Any customer trying to make sense of Big Data has a tough set of tasks ahead of them. These days, when they turn outside for help, many find themselves hit with all types of advice, some useful but most of them confusing because they come from the hype created by vendors’ marketing organizations.

We’ve already blogged on our view of Big Data but instead of talking about “what works for Big Data”, today we’d like to talk about what *doesn’t work* for Big Data.

Business Intelligence Illusionists

Business Intelligence has been around for decades – with some successes and many failures. Business Intelligence tools’ usability is notoriously horrific and customers struggle with getting regular employees to use the BI applications they have built for them: word on the street is that about a quarter of BI solutions built actually get adopted…and the situation is about to get worse.

As data volume grows and requirements around larger and more complex datasets are becoming more pervasive, organizations find themselves challenged to succeed. Although Business Intelligence has shown to be very valuable for sub-terabyte data analysis range, Gartner’s Magic Quadrant highlights that the average data set sizes for most BI vendors is in the very low terabyte range (about 3TB). That’s not Big Data. As EMA research highlights, Big Data starts at least at 10 terabytes.

So, if traditional approaches for Business Intelligence didn’t work so well for traditional Business Intelligence problems, why should we believe they will work in the new world of data?

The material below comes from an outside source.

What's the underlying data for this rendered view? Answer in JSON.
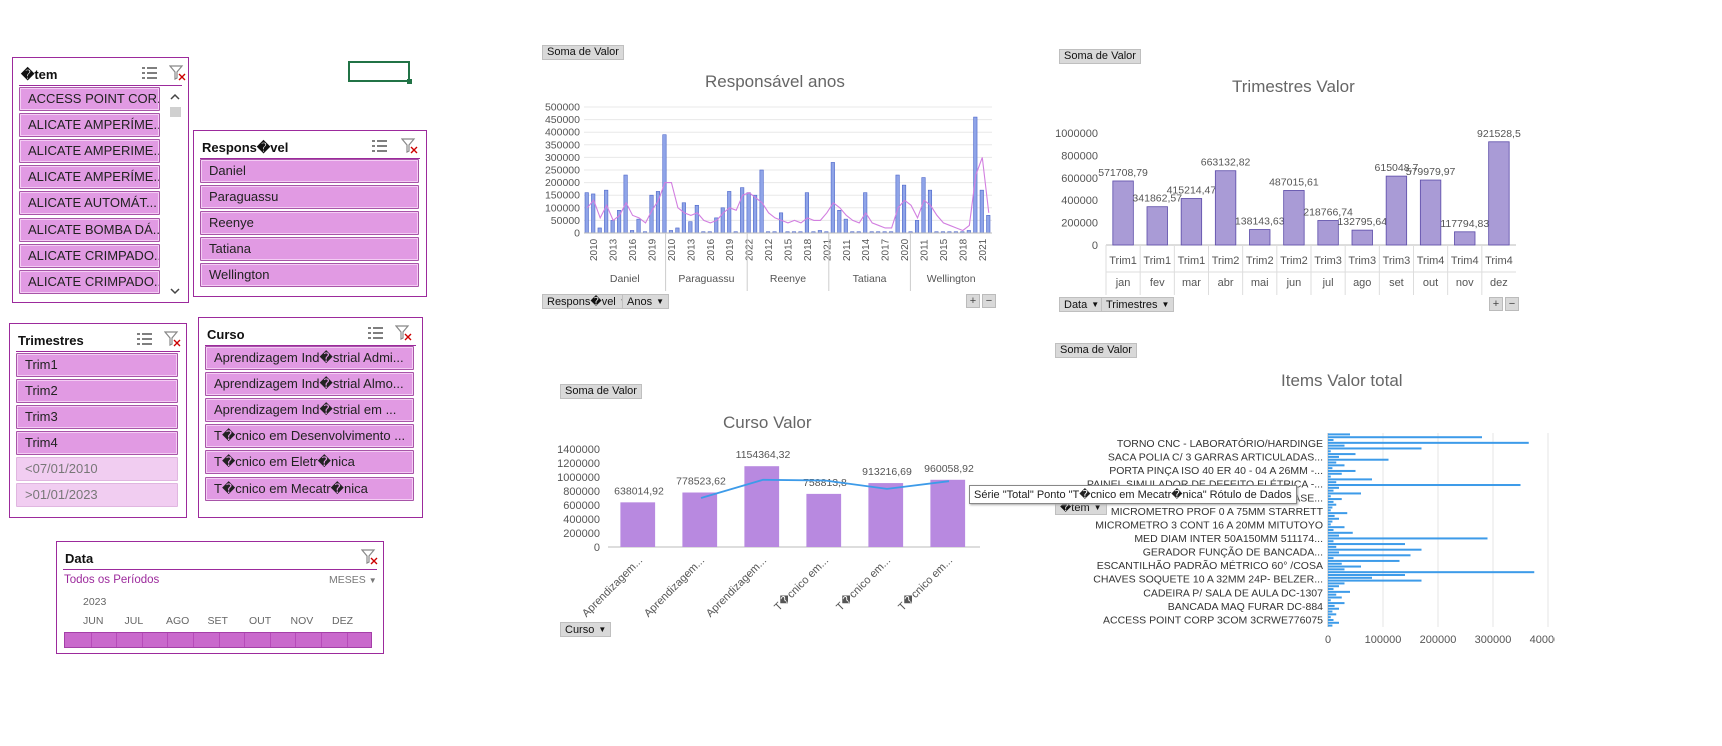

When deploying a Data Analysis solution for Big Data, there are 3 key factors you should be aware of. More factors are documented for you here, but please see below a few highlights.

Lost productivity

Waiting for a sluggish BI system reduces user productivity and causes employees to miss out on important business opportunities. Waiting days or weeks for IT to set up a sound analytics backbone reduces productivity and can cause missed opportunities. According to Oracle, companies that are not planning to leverage Big Data properly are at risk to lose $71.2M.

The devil’s in the details

Hiding data is not good. Data aggregation might have been a tactic that worked in the past, because Business Intelligence tools couldn’t scale to large datasets. Now, users want to see all the details – this means drilling down to daily data and combining internal with external data for broader understanding. If your Big Data Analytics solution does not allow you to store and mash-up all details, you won’t be able to get the insights you need. Research shows that 1 question breeds at least another 6. What’s your data granularity today? Beware of the costs of “hidden data”!

Think “inside” the box

The popular approach to solving Big Data analytics problem typically follows two patterns: either upgrade to proprietary and expensive boxes to scale to large datasets OR distribute query processing on networked commodity machines. What if there was a way to “scale inside a single box”? What if you could use commodity hardware and scale on one node?

This last point is the subject of a paper released by Robin Bloor today called: “The Phenomenal Speed of In-Chip Analytics”. Please find the paper here and let us know if you have any questions!

For more on this subject, read “The Illusion of Big Data” Paper here.